My role was simple. Along with two other volunteers, I was responsible for examining images of snow leopards (and the occasional mountain sheep) captured using hidden motion sensor cameras, and identifying the different individuals at each location using spot recognition. Snow leopard spot patterns are unique to each individual, much like fingerprints are unique to each person. This would eventually aid in estimating the population size of these snow leopards.

Camera trapped pictures of nine different snow leopard individuals. Ty and two other volunteers were responsible for noting the different spot patterns among individuals. © WWF-WCNP, Bhutan

Camera trapped pictures of nine different snow leopard individuals. Ty and two other volunteers were responsible for noting the different spot patterns among individuals. © WWF-WCNP, Bhutan

It took some time and practice, but eventually it became obvious that I was looking at distinct individuals with contrasting appearances and personalities. Some would peer cautiously at a safe distance, while others approached curiously. Each image revealed a smoky grey coat with their own unique arrangement of dark open rosettes. I was amazed. These masters of the mountains were truly the coolest cats I had ever seen!

The mechanics of large projects like this one aren’t always apparent. And as a volunteer, it isn’t always easy to see just how or where your contributions fit in the big picture. However, working with Rinjan gave me a lucid new perspective. I was lucky enough to obtain first-hand insight on the practical solutions used to address real conservation challenges. It gave me an appreciation for the amount of work that goes into the protection of these animals.

Ty

WWF-Canada volunteer Ty Nanayakkara © WWF-Canada

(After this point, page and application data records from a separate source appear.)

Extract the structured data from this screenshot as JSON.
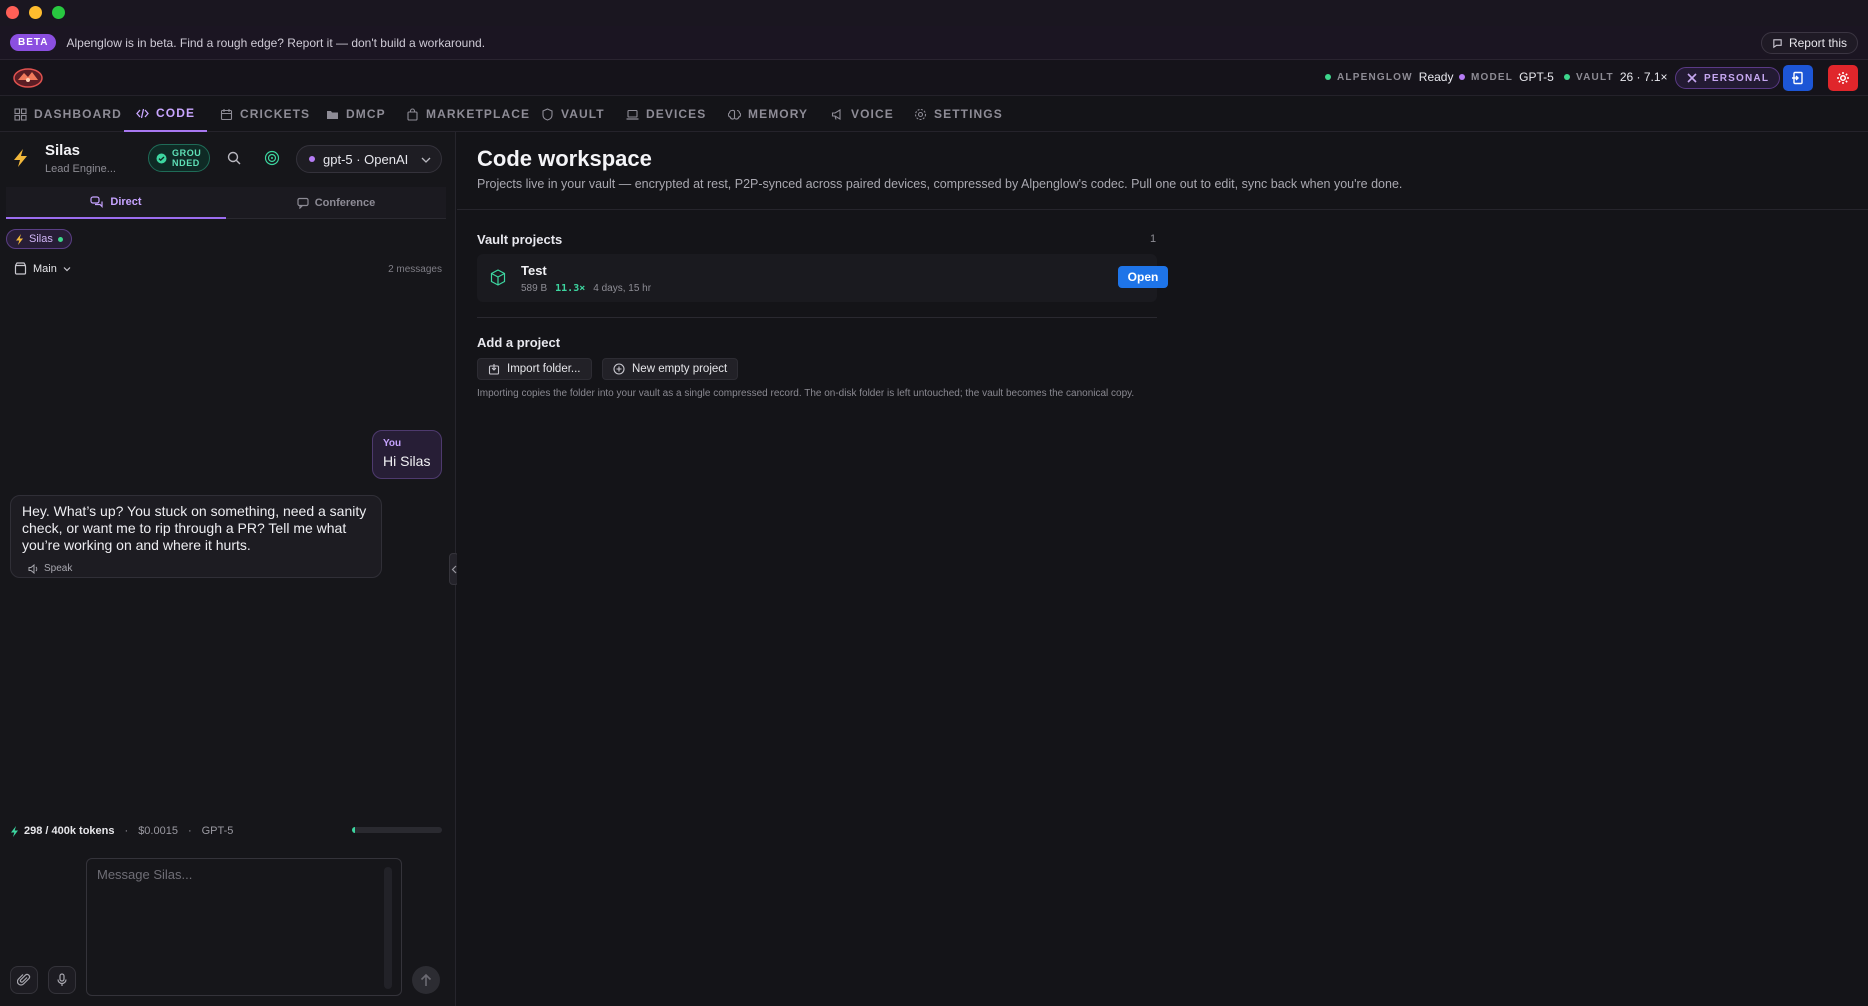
{
  "beta": {
    "badge": "BETA",
    "message": "Alpenglow is in beta. Find a rough edge? Report it — don't build a workaround.",
    "report_label": "Report this"
  },
  "status": {
    "items": [
      {
        "key": "ALPENGLOW",
        "value": "Ready",
        "dot": "#3dd68c"
      },
      {
        "key": "MODEL",
        "value": "GPT-5",
        "dot": "#b67cf5"
      },
      {
        "key": "VAULT",
        "value": "26 · 7.1×",
        "dot": "#3dd68c"
      }
    ],
    "personal_label": "PERSONAL"
  },
  "nav": {
    "tabs": [
      {
        "label": "DASHBOARD",
        "icon": "grid-icon"
      },
      {
        "label": "CODE",
        "icon": "code-icon",
        "active": true
      },
      {
        "label": "CRICKETS",
        "icon": "calendar-icon"
      },
      {
        "label": "DMCP",
        "icon": "folder-icon"
      },
      {
        "label": "MARKETPLACE",
        "icon": "bag-icon"
      },
      {
        "label": "VAULT",
        "icon": "shield-icon"
      },
      {
        "label": "DEVICES",
        "icon": "laptop-icon"
      },
      {
        "label": "MEMORY",
        "icon": "brain-icon"
      },
      {
        "label": "VOICE",
        "icon": "megaphone-icon"
      },
      {
        "label": "SETTINGS",
        "icon": "gear-icon"
      }
    ]
  },
  "agent": {
    "name": "Silas",
    "role": "Lead Engine...",
    "grounded_label": "GROU NDED",
    "model_label": "gpt-5 · OpenAI"
  },
  "subtabs": {
    "direct": "Direct",
    "conference": "Conference"
  },
  "chip": {
    "label": "Silas"
  },
  "thread": {
    "name": "Main",
    "count": "2 messages"
  },
  "messages": {
    "user_label": "You",
    "user_text": "Hi Silas",
    "assistant_text": "Hey. What’s up? You stuck on something, need a sanity check, or want me to rip through a PR? Tell me what you’re working on and where it hurts.",
    "speak_label": "Speak"
  },
  "usage": {
    "tokens": "298 / 400k tokens",
    "cost": "$0.0015",
    "model": "GPT-5",
    "fraction": 0.03
  },
  "composer": {
    "placeholder": "Message Silas..."
  },
  "workspace": {
    "title": "Code workspace",
    "subtitle": "Projects live in your vault — encrypted at rest, P2P-synced across paired devices, compressed by Alpenglow's codec. Pull one out to edit, sync back when you're done.",
    "vault_title": "Vault projects",
    "vault_count": "1",
    "project": {
      "name": "Test",
      "size": "589 B",
      "ratio": "11.3×",
      "age": "4 days, 15 hr",
      "open_label": "Open"
    },
    "add_title": "Add a project",
    "import_label": "Import folder...",
    "new_label": "New empty project",
    "hint": "Importing copies the folder into your vault as a single compressed record. The on-disk folder is left untouched; the vault becomes the canonical copy."
  }
}
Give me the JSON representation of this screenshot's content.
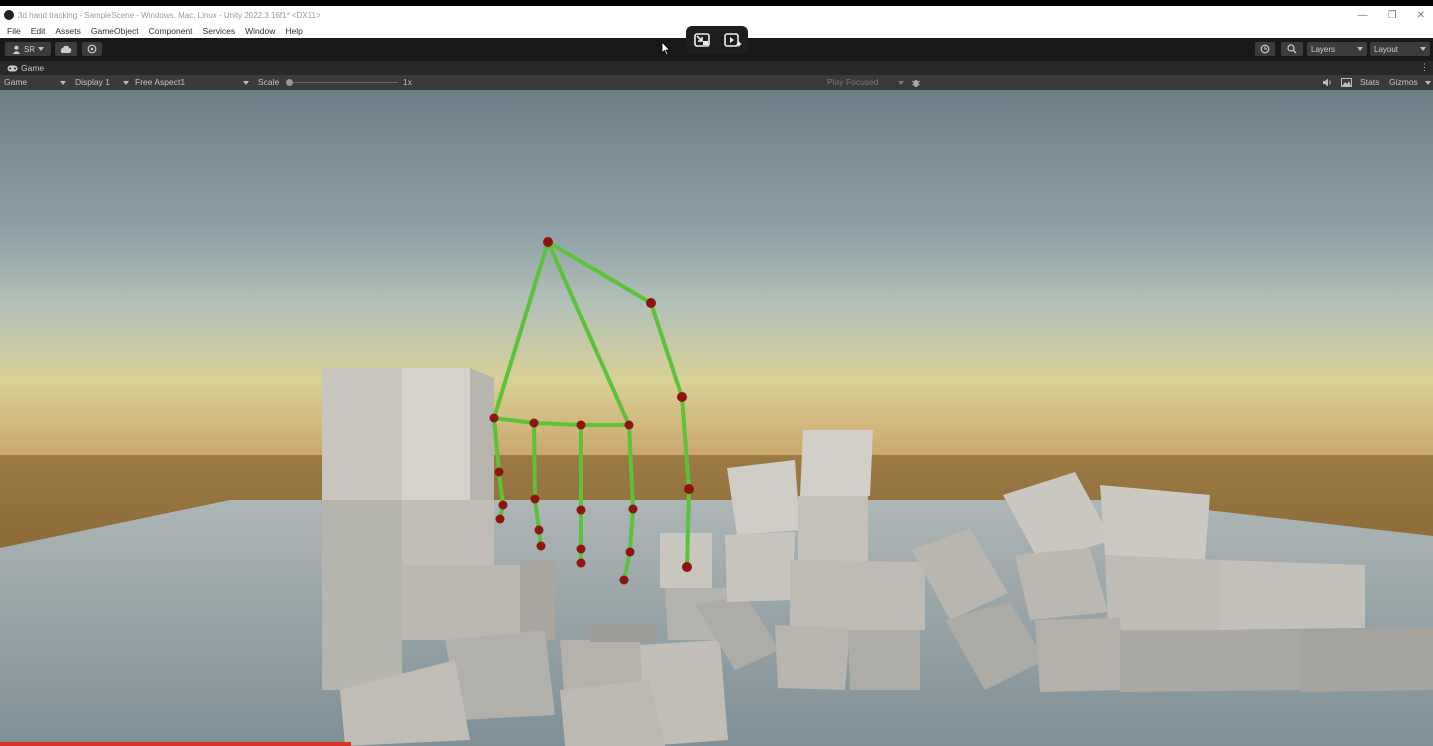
{
  "window": {
    "title": "3d hand tracking - SampleScene - Windows, Mac, Linux - Unity 2022.3.16f1* <DX11>",
    "controls": [
      "—",
      "❐",
      "✕"
    ]
  },
  "menu": [
    "File",
    "Edit",
    "Assets",
    "GameObject",
    "Component",
    "Services",
    "Window",
    "Help"
  ],
  "toolbar": {
    "account_label": "SR",
    "layers_label": "Layers",
    "layout_label": "Layout"
  },
  "tab": {
    "label": "Game"
  },
  "game_toolbar": {
    "mode": "Game",
    "display": "Display 1",
    "aspect": "Free Aspect1",
    "scale_label": "Scale",
    "scale_value": "1x",
    "play_mode": "Play Focused",
    "stats_label": "Stats",
    "gizmos_label": "Gizmos"
  },
  "colors": {
    "bone": "#5cc23a",
    "joint": "#8e1414",
    "sky_top": "#6f7f88",
    "horizon": "#d6c98a",
    "ground": "#8a6a3a",
    "floor": "#9aa6ac",
    "cube": "#c9c7c0",
    "progress": "#dd3322"
  },
  "video_progress": 0.245
}
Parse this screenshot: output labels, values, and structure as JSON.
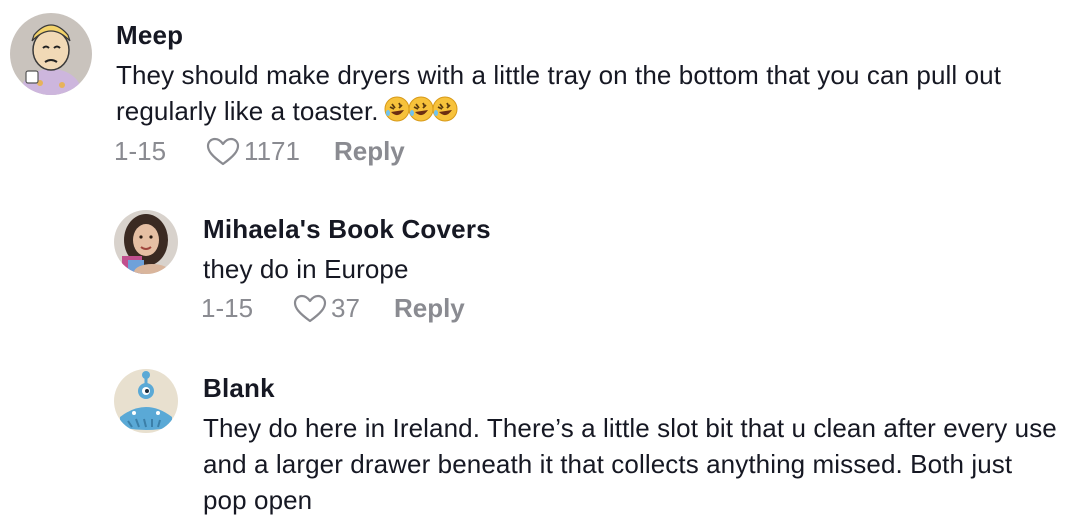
{
  "comments": [
    {
      "author": "Meep",
      "text": "They should make dryers with a little tray on the bottom that you can pull out regularly like a toaster.",
      "emoji_icons": [
        "rofl-emoji-icon",
        "rofl-emoji-icon",
        "rofl-emoji-icon"
      ],
      "date": "1-15",
      "likes": "1171",
      "reply_label": "Reply"
    },
    {
      "author": "Mihaela's Book Covers",
      "text": "they do in Europe",
      "date": "1-15",
      "likes": "37",
      "reply_label": "Reply"
    },
    {
      "author": "Blank",
      "text": "They do here in Ireland. There’s a little slot bit that u clean after every use and a larger drawer beneath it that collects anything missed. Both just pop open"
    }
  ],
  "colors": {
    "text": "#161823",
    "muted": "#8a8b91",
    "background": "#ffffff"
  }
}
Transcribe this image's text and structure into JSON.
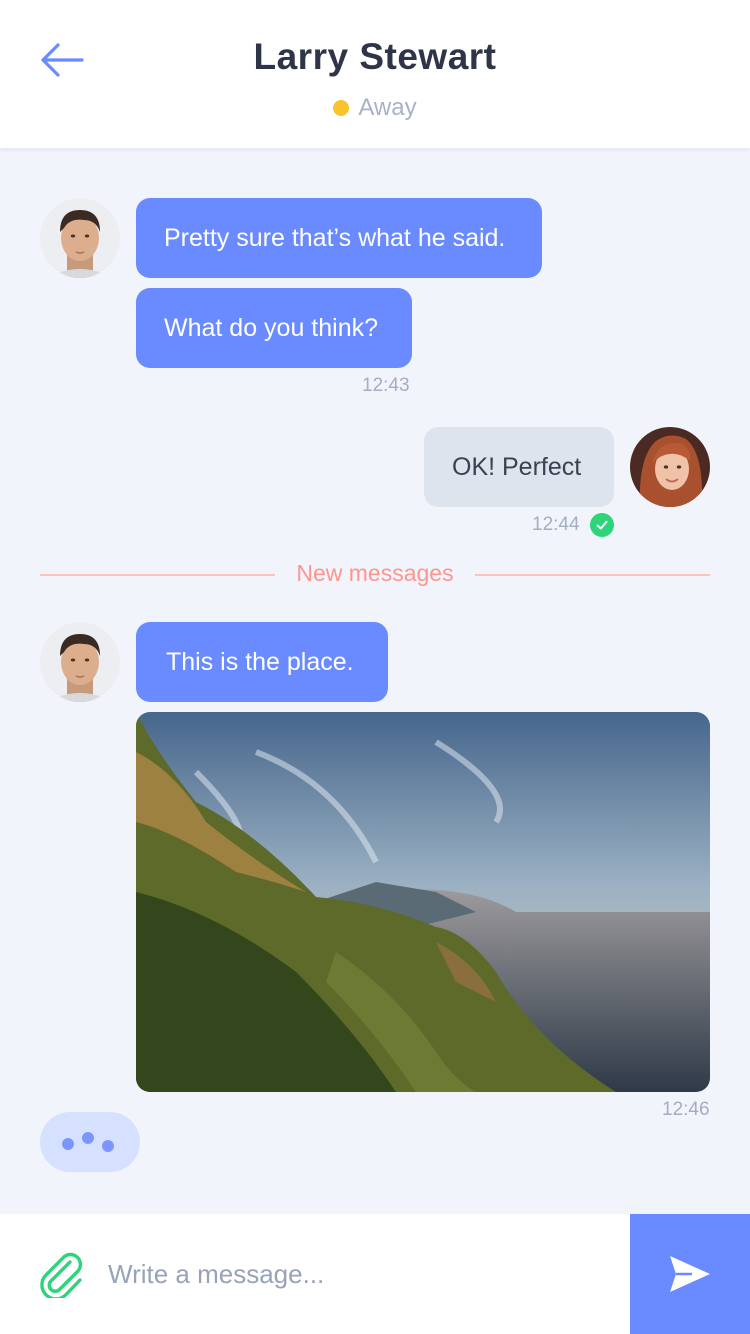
{
  "header": {
    "contact_name": "Larry Stewart",
    "status_label": "Away",
    "status_color": "#f9c42a",
    "back_icon": "arrow-left-icon"
  },
  "messages": [
    {
      "from": "contact",
      "text": "Pretty sure that’s what he said."
    },
    {
      "from": "contact",
      "text": "What do you think?",
      "time": "12:43"
    },
    {
      "from": "me",
      "text": "OK! Perfect",
      "time": "12:44",
      "read": true
    },
    {
      "from": "contact",
      "text": "This is the place."
    },
    {
      "from": "contact",
      "type": "image",
      "time": "12:46"
    }
  ],
  "divider": {
    "label": "New messages"
  },
  "typing_indicator": {
    "active": true
  },
  "composer": {
    "placeholder": "Write a message...",
    "value": "",
    "attach_icon": "paperclip-icon",
    "send_icon": "send-icon"
  },
  "colors": {
    "accent": "#6a8bff",
    "outgoing_bubble": "#dde4ed",
    "read_check": "#2ed47a",
    "divider": "#ff958b"
  }
}
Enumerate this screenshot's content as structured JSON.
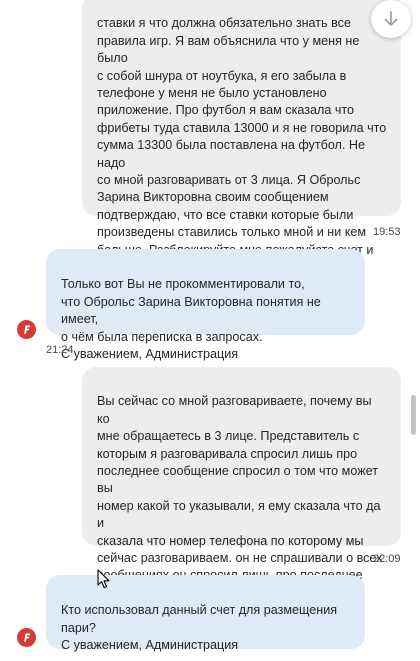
{
  "messages": [
    {
      "direction": "outgoing",
      "text": "ставки я что должна обязательно знать все\nправила игр. Я вам объяснила что у меня не было\nс собой шнура от ноутбука, я его забыла в\nтелефоне у меня не было установлено\nприложение. Про футбол я вам сказала что\nфрибеты туда ставила 13000 и я не говорила что\nсумма 13300 была поставлена на футбол. Не надо\nсо мной разговаривать от 3 лица. Я Оброльс\nЗарина Викторовна своим сообщением\nподтверждаю, что все ставки которые были\nпроизведены ставились только мной и ни кем\nбольше. Разблокируйте мне пожалуйста счет и\nотдайте мои деньги.",
      "time": "19:53"
    },
    {
      "direction": "incoming",
      "text": "Только вот Вы не прокомментировали то,\nчто Оброльс Зарина Викторовна понятия не имеет,\nо чём была переписка в запросах.\nС уважением, Администрация",
      "time": "21:24"
    },
    {
      "direction": "outgoing",
      "text": "Вы сейчас со мной разговариваете, почему вы ко\nмне обращаетесь в 3 лице. Представитель с\nкоторым я разговаривала спросил лишь про\nпоследнее сообщение спросил о том что может вы\nномер какой то указывали, я ему сказала что да и\nсказала что номер телефона по которому мы\nсейчас разговариваем. он не спрашивали о всех\nсообщениях он спросил лишь про последнее\nсообщение.  Как я могу не знать о переписке если\nя постоянно с вами общаюсь",
      "time": "22:09"
    },
    {
      "direction": "incoming",
      "text": "Кто использовал данный счет для размещения\nпари?\nС уважением, Администрация",
      "time": ""
    }
  ],
  "icons": {
    "scroll_down": "arrow-down-icon",
    "avatar": "fonbet-f-logo-icon",
    "cursor": "mouse-pointer-icon"
  },
  "colors": {
    "outgoing_bubble": "#ededed",
    "incoming_bubble": "#dfeaf6",
    "avatar": "#d63a3a"
  }
}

Conducting research, raising awareness and generating community support; all these efforts collectively are what drive initiatives like Rinjan’s snow leopard conservation project. Each step is necessary to prompt the next one, leading to a result that is much greater than the sum of its parts. Every living species alive today is its own incredible evolutionary success story.  And I was incredibly privileged to play a role in the story of the ghost of the mountains.